Website and app data records

****

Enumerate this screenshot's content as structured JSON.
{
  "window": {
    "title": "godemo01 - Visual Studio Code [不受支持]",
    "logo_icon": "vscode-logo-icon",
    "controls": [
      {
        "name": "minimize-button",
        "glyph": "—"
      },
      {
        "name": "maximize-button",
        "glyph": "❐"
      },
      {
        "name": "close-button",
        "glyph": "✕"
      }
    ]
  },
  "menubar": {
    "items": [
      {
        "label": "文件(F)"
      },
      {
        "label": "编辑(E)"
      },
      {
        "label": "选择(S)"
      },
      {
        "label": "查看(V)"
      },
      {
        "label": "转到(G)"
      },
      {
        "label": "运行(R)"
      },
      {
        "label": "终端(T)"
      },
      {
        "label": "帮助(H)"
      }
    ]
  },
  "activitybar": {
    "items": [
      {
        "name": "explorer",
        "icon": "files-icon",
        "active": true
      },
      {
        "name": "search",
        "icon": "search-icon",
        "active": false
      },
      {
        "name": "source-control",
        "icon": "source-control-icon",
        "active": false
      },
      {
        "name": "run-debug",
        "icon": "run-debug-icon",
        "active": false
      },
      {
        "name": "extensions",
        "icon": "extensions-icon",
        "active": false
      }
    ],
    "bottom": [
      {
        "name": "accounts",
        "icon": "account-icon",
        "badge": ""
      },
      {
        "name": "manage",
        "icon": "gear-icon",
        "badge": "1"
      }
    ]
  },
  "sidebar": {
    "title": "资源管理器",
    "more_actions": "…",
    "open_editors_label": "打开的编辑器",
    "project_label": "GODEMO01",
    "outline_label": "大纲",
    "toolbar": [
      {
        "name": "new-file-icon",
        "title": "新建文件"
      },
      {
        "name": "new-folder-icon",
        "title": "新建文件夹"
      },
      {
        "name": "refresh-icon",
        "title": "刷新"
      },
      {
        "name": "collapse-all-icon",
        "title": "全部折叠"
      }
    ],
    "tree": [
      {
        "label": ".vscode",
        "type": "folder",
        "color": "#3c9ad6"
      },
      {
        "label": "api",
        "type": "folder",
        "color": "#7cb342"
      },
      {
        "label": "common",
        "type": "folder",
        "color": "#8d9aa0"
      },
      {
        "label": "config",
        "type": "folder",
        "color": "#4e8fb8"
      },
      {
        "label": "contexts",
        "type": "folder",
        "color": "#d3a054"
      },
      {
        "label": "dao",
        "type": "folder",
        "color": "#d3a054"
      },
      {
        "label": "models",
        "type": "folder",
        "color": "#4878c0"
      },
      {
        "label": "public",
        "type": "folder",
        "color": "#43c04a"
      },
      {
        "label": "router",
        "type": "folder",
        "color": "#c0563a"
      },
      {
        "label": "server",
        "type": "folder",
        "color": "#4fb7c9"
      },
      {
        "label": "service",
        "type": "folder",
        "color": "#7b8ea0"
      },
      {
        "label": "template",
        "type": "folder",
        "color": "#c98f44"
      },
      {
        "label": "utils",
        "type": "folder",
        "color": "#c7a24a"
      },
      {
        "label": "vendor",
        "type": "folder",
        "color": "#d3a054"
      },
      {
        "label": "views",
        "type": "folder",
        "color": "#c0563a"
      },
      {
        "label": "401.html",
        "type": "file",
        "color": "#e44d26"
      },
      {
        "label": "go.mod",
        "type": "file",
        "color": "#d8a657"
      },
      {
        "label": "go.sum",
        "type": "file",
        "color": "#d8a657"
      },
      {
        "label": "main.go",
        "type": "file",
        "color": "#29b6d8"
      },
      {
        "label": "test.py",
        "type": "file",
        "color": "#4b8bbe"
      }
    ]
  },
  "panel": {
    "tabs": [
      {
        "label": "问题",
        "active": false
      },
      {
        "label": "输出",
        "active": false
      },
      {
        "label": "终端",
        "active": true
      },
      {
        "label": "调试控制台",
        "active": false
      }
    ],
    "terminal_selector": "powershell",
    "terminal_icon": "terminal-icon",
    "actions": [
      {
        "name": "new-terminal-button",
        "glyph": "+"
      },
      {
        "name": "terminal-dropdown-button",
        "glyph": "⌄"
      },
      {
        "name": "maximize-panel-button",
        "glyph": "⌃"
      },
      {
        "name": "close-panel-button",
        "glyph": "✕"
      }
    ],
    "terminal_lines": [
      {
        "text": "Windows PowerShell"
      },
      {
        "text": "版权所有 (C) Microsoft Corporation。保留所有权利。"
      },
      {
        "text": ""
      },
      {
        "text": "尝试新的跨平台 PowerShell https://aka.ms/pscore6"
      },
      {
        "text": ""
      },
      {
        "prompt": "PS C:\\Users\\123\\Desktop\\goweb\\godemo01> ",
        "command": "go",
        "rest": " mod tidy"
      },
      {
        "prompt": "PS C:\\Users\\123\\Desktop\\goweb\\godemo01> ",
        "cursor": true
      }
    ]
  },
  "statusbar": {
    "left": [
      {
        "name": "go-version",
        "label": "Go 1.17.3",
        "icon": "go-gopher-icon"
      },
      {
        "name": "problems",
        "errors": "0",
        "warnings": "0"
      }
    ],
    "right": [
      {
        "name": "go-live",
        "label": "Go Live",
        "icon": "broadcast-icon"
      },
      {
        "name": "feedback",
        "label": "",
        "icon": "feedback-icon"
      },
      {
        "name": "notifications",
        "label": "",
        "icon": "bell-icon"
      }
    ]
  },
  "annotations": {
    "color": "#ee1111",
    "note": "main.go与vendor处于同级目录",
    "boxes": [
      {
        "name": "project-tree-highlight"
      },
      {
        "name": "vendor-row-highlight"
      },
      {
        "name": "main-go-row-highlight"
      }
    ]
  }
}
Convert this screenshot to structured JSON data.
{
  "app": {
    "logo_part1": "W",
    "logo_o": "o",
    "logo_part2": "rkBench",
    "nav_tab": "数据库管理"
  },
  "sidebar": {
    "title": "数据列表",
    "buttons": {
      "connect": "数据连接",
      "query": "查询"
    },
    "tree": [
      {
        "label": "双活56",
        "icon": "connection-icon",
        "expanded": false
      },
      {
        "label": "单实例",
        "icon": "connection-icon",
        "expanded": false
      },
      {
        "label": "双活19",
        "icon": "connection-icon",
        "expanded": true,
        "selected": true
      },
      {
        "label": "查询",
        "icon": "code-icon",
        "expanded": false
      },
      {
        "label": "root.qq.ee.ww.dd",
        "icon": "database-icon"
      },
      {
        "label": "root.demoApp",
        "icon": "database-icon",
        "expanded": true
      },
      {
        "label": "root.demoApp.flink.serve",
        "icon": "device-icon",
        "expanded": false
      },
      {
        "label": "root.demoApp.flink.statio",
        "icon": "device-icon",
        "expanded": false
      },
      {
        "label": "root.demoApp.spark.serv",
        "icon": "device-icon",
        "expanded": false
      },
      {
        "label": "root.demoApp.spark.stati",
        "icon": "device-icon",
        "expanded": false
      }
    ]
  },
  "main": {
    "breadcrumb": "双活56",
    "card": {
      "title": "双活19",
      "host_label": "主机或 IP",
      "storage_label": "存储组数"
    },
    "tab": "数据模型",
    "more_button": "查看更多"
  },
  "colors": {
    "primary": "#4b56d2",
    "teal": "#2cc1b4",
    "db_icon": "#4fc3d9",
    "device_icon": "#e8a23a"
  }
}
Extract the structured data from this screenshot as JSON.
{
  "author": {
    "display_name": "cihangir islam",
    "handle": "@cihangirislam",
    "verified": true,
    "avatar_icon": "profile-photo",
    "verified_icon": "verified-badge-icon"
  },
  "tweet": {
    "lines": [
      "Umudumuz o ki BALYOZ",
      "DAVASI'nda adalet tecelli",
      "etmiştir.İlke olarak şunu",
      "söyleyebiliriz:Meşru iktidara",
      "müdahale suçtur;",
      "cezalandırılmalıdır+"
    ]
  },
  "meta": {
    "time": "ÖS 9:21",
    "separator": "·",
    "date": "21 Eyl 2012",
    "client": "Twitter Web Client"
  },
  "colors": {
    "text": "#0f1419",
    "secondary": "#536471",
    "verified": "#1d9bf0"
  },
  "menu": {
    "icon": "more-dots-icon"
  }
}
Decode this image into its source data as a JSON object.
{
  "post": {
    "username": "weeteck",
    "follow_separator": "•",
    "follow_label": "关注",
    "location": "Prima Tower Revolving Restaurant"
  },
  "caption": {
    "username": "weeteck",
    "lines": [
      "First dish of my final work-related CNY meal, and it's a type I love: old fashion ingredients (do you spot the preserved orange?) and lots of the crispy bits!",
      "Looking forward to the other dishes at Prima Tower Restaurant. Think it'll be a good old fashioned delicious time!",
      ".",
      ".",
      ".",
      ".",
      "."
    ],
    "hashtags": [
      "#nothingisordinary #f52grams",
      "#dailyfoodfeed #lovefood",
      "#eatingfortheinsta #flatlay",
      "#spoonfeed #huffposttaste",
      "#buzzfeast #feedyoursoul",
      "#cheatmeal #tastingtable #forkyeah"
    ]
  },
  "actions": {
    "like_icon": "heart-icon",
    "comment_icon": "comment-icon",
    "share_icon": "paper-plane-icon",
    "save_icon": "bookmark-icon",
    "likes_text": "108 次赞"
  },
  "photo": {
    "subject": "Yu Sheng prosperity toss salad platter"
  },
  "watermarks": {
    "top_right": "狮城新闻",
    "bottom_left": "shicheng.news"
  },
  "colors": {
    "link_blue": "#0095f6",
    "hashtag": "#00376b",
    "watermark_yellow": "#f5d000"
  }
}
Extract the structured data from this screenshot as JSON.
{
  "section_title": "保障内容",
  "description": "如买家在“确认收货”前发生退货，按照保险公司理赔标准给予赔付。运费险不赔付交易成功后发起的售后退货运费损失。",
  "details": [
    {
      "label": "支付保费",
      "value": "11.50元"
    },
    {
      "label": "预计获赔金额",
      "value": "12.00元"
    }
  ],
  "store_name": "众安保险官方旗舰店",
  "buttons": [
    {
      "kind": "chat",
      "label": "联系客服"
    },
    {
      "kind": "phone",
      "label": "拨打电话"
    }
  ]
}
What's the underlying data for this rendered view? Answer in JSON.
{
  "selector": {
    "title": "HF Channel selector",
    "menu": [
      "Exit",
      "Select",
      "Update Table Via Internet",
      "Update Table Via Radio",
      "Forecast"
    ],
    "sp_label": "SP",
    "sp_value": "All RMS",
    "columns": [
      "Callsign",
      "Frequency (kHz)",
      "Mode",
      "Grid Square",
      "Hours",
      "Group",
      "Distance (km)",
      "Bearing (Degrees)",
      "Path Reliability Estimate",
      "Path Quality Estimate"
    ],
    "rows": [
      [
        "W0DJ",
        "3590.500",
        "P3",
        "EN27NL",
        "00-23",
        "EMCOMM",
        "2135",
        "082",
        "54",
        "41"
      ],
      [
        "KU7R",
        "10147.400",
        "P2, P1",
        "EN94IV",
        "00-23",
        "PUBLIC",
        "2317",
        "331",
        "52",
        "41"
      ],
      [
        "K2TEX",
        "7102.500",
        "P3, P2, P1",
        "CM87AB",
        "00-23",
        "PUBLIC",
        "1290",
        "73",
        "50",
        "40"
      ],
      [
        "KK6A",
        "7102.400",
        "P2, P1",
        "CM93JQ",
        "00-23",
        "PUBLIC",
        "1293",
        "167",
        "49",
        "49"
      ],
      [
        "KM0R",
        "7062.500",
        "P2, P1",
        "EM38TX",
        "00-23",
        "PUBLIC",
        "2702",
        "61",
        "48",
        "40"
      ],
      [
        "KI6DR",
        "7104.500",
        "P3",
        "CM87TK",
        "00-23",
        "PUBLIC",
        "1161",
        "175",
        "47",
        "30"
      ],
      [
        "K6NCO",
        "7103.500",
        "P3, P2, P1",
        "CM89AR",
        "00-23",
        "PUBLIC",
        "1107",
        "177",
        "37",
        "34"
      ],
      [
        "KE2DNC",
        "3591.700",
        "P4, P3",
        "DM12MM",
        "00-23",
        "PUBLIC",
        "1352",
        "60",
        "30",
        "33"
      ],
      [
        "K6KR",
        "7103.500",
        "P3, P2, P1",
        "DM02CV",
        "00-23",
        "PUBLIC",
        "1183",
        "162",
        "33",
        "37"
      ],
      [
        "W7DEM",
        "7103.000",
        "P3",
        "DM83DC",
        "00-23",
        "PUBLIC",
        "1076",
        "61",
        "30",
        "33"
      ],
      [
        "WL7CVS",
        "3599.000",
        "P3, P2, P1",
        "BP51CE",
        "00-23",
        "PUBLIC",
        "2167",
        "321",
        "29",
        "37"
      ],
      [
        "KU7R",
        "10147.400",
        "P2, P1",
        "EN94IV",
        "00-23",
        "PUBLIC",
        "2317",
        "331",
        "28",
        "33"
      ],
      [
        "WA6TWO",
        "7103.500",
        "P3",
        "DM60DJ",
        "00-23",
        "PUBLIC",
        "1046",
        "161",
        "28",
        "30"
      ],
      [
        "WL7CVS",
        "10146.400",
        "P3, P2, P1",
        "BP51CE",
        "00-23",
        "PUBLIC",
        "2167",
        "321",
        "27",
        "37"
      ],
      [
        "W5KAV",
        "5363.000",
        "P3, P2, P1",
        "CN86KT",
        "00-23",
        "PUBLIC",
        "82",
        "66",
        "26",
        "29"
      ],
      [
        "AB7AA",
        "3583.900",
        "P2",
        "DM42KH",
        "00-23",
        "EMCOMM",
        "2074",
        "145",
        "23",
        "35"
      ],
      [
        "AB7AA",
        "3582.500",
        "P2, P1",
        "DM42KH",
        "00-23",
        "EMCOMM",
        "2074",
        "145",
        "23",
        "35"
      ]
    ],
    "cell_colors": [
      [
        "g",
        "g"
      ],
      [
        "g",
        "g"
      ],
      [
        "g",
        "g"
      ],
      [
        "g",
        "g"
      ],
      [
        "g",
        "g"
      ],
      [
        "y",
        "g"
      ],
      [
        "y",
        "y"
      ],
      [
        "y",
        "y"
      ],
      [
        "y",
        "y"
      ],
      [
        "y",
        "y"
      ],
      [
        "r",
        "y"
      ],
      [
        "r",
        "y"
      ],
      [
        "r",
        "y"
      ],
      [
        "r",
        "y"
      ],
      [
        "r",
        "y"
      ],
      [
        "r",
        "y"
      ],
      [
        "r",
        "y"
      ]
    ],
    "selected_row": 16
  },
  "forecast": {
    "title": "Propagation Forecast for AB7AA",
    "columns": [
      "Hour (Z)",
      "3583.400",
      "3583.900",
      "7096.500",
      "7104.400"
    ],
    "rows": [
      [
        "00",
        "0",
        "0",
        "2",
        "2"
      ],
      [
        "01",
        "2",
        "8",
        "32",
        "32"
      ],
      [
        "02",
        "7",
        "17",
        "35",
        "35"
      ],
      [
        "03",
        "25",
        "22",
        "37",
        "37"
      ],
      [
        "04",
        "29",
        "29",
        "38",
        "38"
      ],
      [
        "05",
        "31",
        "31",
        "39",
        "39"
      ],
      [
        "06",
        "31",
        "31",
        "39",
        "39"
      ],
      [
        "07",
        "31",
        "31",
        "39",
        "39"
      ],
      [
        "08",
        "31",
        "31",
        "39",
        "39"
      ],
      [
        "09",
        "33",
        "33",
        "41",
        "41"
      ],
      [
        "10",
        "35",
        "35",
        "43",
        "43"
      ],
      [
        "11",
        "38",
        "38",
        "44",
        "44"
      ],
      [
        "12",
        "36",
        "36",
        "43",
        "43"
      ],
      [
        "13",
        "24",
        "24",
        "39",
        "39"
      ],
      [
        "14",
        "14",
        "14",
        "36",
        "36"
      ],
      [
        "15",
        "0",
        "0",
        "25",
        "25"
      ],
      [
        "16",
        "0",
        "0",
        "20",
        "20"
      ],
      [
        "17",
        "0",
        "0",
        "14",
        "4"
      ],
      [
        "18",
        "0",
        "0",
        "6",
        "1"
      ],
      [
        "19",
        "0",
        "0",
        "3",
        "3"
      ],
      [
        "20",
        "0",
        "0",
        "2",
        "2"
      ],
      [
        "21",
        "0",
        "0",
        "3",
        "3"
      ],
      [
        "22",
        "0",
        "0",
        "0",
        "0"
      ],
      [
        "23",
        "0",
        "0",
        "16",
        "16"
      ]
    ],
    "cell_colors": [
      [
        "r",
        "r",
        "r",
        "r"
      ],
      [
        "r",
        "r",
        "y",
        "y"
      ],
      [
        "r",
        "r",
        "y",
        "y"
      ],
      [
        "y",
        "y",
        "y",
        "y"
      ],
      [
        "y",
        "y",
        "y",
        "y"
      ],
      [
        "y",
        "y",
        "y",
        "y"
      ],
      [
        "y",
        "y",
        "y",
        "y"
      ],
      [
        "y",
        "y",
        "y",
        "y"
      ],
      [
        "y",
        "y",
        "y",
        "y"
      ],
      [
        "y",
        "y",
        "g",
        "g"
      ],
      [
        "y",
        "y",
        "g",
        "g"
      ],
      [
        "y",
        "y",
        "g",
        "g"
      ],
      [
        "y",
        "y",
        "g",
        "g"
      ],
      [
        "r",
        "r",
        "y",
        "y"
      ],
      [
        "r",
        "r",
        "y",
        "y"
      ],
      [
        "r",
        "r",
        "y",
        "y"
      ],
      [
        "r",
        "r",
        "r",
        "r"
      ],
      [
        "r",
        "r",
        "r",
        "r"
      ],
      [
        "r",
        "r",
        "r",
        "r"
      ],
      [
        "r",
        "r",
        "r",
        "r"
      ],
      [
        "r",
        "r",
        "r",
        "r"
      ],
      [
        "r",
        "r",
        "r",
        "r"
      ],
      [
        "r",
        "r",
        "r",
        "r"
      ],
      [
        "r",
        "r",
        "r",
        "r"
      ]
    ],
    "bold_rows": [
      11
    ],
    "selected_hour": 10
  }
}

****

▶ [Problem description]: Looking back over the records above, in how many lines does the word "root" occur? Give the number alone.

▶ [Reply]: 6